*TASK ITEM*.
Below are records; how many of their lines contain "Ingrese"? Give the number and no other words.
+++ DATA TO PROCESS
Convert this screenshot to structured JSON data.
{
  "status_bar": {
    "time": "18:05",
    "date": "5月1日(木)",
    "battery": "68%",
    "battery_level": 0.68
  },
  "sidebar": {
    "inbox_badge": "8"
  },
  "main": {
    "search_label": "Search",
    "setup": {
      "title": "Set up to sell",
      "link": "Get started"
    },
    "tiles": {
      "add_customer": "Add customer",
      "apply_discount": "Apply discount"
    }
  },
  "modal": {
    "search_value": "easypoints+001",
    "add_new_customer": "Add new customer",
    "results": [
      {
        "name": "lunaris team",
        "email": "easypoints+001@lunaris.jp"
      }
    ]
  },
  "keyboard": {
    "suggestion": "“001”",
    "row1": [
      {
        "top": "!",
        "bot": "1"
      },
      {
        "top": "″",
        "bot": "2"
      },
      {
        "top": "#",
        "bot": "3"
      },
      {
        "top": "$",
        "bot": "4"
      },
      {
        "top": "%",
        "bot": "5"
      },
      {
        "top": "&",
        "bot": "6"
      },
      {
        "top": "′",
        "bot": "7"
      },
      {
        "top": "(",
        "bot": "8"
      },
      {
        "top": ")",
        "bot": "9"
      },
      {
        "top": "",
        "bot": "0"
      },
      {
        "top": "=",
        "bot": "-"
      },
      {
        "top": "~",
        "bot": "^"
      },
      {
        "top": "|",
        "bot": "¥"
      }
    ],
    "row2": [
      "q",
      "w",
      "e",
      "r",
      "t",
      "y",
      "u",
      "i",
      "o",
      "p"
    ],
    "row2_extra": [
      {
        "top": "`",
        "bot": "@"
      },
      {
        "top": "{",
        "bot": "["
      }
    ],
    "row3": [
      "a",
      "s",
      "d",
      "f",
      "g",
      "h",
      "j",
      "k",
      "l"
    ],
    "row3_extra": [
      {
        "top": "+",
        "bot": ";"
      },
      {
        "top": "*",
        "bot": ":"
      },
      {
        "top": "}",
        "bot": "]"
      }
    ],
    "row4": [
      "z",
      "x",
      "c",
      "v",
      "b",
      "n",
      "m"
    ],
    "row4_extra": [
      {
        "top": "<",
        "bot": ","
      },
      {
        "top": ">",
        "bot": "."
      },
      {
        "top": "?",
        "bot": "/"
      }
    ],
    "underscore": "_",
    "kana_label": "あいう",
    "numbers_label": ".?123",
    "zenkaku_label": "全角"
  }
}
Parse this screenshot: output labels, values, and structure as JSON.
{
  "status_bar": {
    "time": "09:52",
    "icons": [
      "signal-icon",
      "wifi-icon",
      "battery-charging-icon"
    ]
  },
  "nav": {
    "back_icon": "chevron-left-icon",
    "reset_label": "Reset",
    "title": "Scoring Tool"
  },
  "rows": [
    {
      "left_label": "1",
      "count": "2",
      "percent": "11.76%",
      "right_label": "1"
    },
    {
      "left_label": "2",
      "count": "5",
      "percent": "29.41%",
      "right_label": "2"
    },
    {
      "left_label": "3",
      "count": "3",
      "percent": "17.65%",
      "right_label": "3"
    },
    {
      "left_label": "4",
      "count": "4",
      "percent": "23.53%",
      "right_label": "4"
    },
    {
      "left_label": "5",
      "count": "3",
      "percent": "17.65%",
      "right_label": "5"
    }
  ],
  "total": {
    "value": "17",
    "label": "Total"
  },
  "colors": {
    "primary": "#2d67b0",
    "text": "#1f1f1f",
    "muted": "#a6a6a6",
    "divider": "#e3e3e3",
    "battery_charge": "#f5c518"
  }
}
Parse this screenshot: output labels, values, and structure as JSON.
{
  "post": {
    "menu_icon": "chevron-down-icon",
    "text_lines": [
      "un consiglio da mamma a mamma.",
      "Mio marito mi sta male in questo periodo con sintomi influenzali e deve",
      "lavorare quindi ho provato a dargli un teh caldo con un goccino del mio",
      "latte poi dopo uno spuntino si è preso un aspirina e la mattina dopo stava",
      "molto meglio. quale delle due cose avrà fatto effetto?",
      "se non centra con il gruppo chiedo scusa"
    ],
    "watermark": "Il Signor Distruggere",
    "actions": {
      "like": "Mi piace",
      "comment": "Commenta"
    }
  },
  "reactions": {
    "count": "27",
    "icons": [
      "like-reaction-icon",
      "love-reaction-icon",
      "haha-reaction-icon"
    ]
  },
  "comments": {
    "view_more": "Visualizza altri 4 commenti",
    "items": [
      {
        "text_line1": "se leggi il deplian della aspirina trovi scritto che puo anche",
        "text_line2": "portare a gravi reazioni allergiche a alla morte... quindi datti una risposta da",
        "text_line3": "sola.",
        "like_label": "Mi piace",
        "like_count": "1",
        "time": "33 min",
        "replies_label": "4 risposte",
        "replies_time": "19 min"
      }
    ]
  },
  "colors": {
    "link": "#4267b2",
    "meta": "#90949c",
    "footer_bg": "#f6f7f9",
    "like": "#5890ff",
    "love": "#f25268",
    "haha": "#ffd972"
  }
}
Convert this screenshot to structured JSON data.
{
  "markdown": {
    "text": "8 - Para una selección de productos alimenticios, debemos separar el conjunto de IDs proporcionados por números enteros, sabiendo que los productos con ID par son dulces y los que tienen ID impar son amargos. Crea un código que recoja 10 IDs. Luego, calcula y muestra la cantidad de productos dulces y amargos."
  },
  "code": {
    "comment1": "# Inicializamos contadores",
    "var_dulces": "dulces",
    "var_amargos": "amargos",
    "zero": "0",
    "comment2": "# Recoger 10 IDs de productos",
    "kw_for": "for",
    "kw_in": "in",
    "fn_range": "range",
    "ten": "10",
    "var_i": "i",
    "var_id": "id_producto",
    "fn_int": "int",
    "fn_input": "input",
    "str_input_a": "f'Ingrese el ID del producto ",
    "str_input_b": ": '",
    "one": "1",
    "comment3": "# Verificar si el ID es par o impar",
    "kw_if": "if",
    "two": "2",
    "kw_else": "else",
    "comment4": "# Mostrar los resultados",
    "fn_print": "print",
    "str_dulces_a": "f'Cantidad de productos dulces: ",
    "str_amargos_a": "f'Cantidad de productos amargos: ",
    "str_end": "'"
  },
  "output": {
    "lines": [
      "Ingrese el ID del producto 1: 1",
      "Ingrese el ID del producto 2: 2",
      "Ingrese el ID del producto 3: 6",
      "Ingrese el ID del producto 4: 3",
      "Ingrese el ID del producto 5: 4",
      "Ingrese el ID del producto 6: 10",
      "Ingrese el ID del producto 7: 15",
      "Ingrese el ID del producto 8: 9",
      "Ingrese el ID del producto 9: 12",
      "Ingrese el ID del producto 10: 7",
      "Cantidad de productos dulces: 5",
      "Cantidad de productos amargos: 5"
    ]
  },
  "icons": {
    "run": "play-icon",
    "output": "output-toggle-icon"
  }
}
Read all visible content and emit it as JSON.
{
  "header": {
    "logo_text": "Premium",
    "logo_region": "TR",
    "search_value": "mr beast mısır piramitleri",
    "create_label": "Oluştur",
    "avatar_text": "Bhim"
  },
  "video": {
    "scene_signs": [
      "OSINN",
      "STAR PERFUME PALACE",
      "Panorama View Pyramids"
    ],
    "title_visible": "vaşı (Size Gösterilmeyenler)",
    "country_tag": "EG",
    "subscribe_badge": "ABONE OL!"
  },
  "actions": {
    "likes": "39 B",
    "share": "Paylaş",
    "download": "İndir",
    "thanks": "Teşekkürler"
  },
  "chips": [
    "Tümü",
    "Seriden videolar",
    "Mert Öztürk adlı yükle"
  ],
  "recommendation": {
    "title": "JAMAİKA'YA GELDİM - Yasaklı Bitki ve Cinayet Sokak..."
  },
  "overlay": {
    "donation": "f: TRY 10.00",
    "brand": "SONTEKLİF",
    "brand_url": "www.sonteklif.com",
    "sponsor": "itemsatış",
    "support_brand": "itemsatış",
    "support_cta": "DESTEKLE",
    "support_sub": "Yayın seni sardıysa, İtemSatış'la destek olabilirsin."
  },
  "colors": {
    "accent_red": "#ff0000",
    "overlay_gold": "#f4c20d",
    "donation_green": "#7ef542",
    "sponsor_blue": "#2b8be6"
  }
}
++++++
*RESULT OF THIS EXERCISE*.
11